  4. "There was a time when we were not...Name and college!" (Proctor with Bab, Miss Sims, Jane Annie, Sim and Greg)
  5. "Approach her thus" (Miss Sims, Proctor, Sim and Greg)
  6. "When a bulldog I became" (Greg and Sim)
  7. "It was the time of thistledown" (Tom)
  8. "What are the gifts that love may bring?" (Bab, Tom and Proctor)
  9. "Little maiden, pause and ponder" (Voices in the air)
  10. Act 1 Finale
"Madam, do not think us rude in" (Press Students and Girls)
"There once was a man in a seaside town" (Proctor and Chorus)
"An officer I, strolling by" (Jack)
"When I was a little piccaninny" (Jane Annie and Chorus)
"Hail, Jane Annie, hail!" (Milly, Rose, Miss Sims, Caddie, Proctor, Sim, Greg and Chorus)
  • Act 2
  1. Introduction..."A page boy am I" (Caddie and Bab)
  2. "To golf is staid for bashful maid" (Girls)
  3. "A girl again I seem to be" (Miss Sims)
  4. "Where the willows shade the river" (Press Students)
  5. "When I was a" (Sim and Greg)
  6. "We are conscious that we slightly condescend" (Jack and Soldiers)
  7. "You and I, dear Jack, will show" (Jane Annie, Jack and Chorus)
  8. Ballet
  9. "Last night when we were forced to part" (Bab and Tom)
  10. "I'm a man of erudition" (Proctor and Bab)
  11. "You're now a sentimental maid" (Jane Annie, Miss Sims, Bab, Tom, Jack, Proctor and Chorus)
  12. "The moral of this story is" (Milly, Miss Sims, Proctor and Chorus)

See also[edit]

Savoy Opera

Notes[edit]

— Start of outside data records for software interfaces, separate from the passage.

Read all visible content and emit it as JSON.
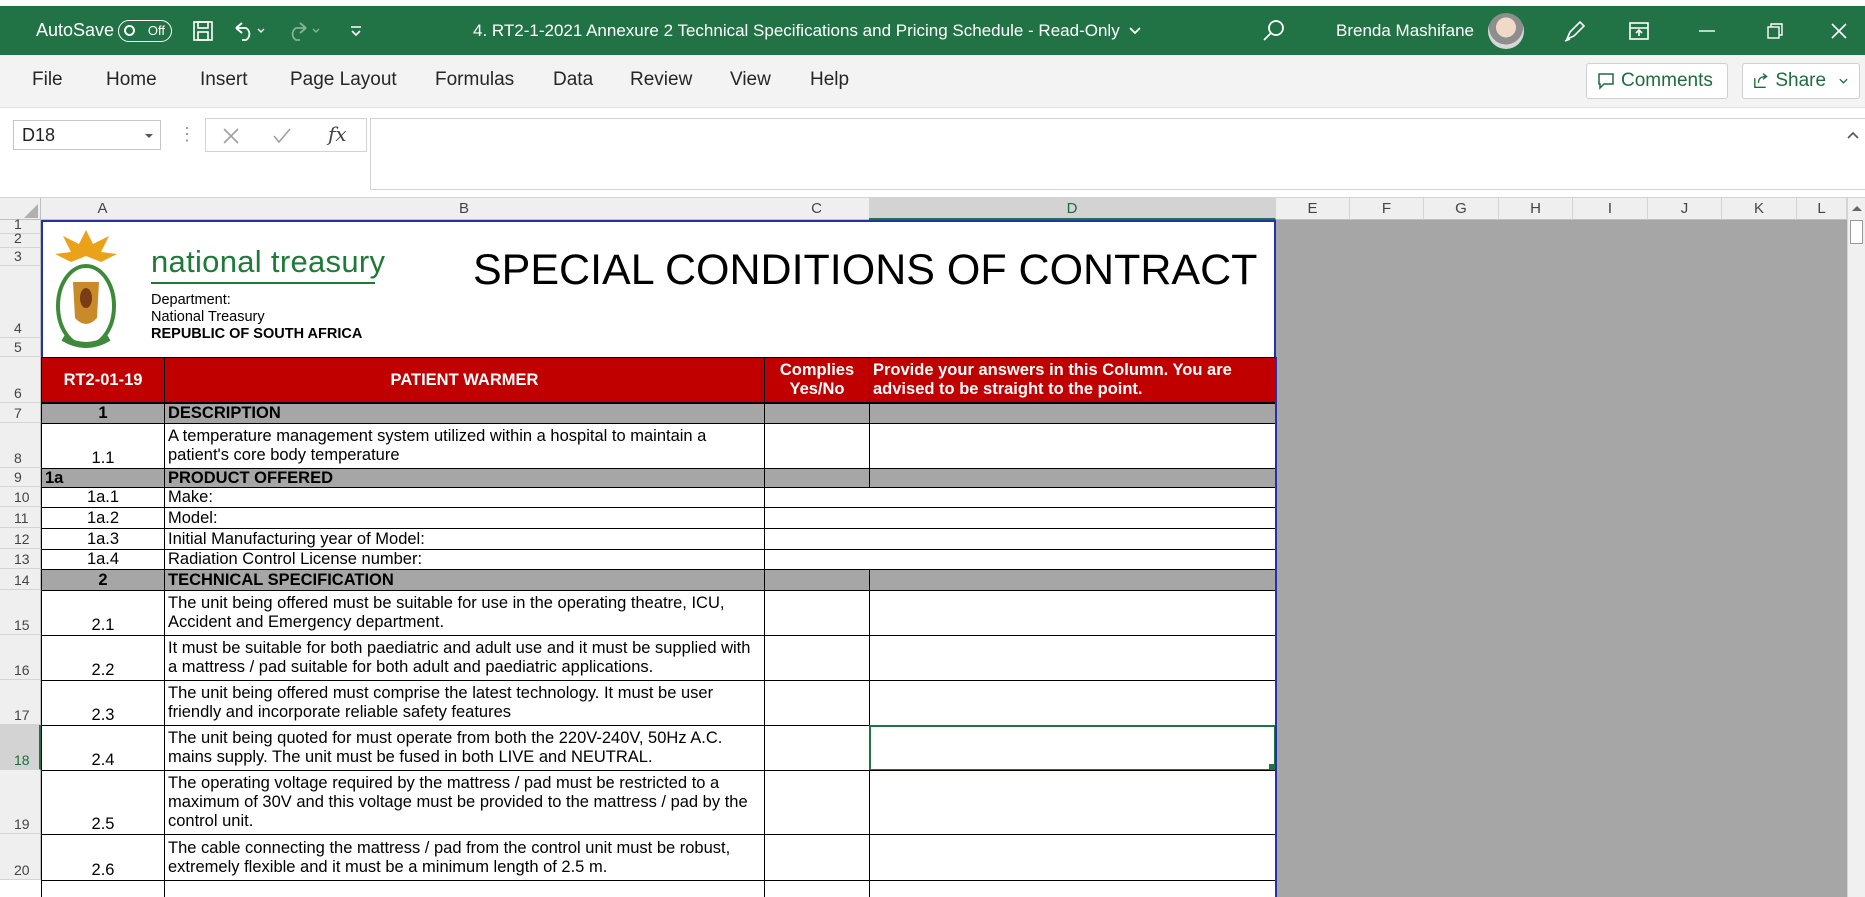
{
  "titlebar": {
    "autosave_label": "AutoSave",
    "autosave_state": "Off",
    "document_title": "4. RT2-1-2021 Annexure 2 Technical Specifications and Pricing Schedule  -  Read-Only",
    "user_name": "Brenda Mashifane",
    "icons": [
      "save-icon",
      "undo-icon",
      "redo-icon",
      "customize-qat-icon",
      "search-icon",
      "pen-icon",
      "ribbon-display-icon",
      "minimize-icon",
      "restore-icon",
      "close-icon"
    ]
  },
  "menu": {
    "items": [
      "File",
      "Home",
      "Insert",
      "Page Layout",
      "Formulas",
      "Data",
      "Review",
      "View",
      "Help"
    ],
    "comments_label": "Comments",
    "share_label": "Share"
  },
  "formula_bar": {
    "name_box": "D18",
    "fx_label": "fx",
    "value": ""
  },
  "columns": [
    "A",
    "B",
    "C",
    "D",
    "E",
    "F",
    "G",
    "H",
    "I",
    "J",
    "K",
    "L"
  ],
  "selected_cell": "D18",
  "sheet": {
    "logo_text": "national treasury",
    "logo_dept": "Department:",
    "logo_unit": "National Treasury",
    "logo_country": "REPUBLIC OF SOUTH AFRICA",
    "main_title": "SPECIAL CONDITIONS OF CONTRACT",
    "header": {
      "code": "RT2-01-19",
      "item": "PATIENT WARMER",
      "complies": "Complies Yes/No",
      "answers": "Provide your answers in this Column.  You are advised to be straight to the point."
    },
    "rows": [
      {
        "row": "7",
        "a": "1",
        "b": "DESCRIPTION",
        "style": "section"
      },
      {
        "row": "8",
        "a": "1.1",
        "b": "A temperature management system utilized within a hospital to maintain a patient's core body temperature",
        "style": "item"
      },
      {
        "row": "9",
        "a": "1a",
        "b": "PRODUCT OFFERED",
        "style": "section-left"
      },
      {
        "row": "10",
        "a": "1a.1",
        "b": "Make:",
        "style": "merged"
      },
      {
        "row": "11",
        "a": "1a.2",
        "b": "Model:",
        "style": "merged"
      },
      {
        "row": "12",
        "a": "1a.3",
        "b": "Initial Manufacturing year of Model:",
        "style": "merged"
      },
      {
        "row": "13",
        "a": "1a.4",
        "b": "Radiation Control License number:",
        "style": "merged"
      },
      {
        "row": "14",
        "a": "2",
        "b": "TECHNICAL SPECIFICATION",
        "style": "section"
      },
      {
        "row": "15",
        "a": "2.1",
        "b": "The unit being offered must be suitable for use in the operating theatre, ICU, Accident and Emergency department.",
        "style": "item"
      },
      {
        "row": "16",
        "a": "2.2",
        "b": "It must be suitable for both paediatric and adult use and it must be supplied with a mattress / pad suitable for both adult and paediatric applications.",
        "style": "item"
      },
      {
        "row": "17",
        "a": "2.3",
        "b": "The unit being offered must comprise the latest technology. It must be user friendly and incorporate reliable safety features",
        "style": "item"
      },
      {
        "row": "18",
        "a": "2.4",
        "b": "The unit being quoted for must operate from both the 220V-240V, 50Hz A.C. mains supply. The unit must be fused in both LIVE and NEUTRAL.",
        "style": "item"
      },
      {
        "row": "19",
        "a": "2.5",
        "b": "The operating voltage required by the mattress / pad must be restricted to a maximum of 30V and this voltage must be provided to the mattress / pad by the control unit.",
        "style": "item"
      },
      {
        "row": "20",
        "a": "2.6",
        "b": "The cable connecting the mattress / pad from the control unit must be robust, extremely flexible and it must be a minimum length of 2.5 m.",
        "style": "item"
      }
    ]
  }
}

  1. ^ Barrington, p. 96
  2. ^ The Referee, May 14, 1893
  3. ^ a b Tillett, Selwyn, article on 'Jane Annie' in Sullivan Society Journal, 1993
  4. ^ "Jane Annie; J.M. Barrie and Conan Doyle's Libretto Rather Puzzles London", The New York Times, 28 May 1893, p. 13
  5. ^ Review of Jane Annie, The Times, 15 May 1893

References[edit]

External links[edit]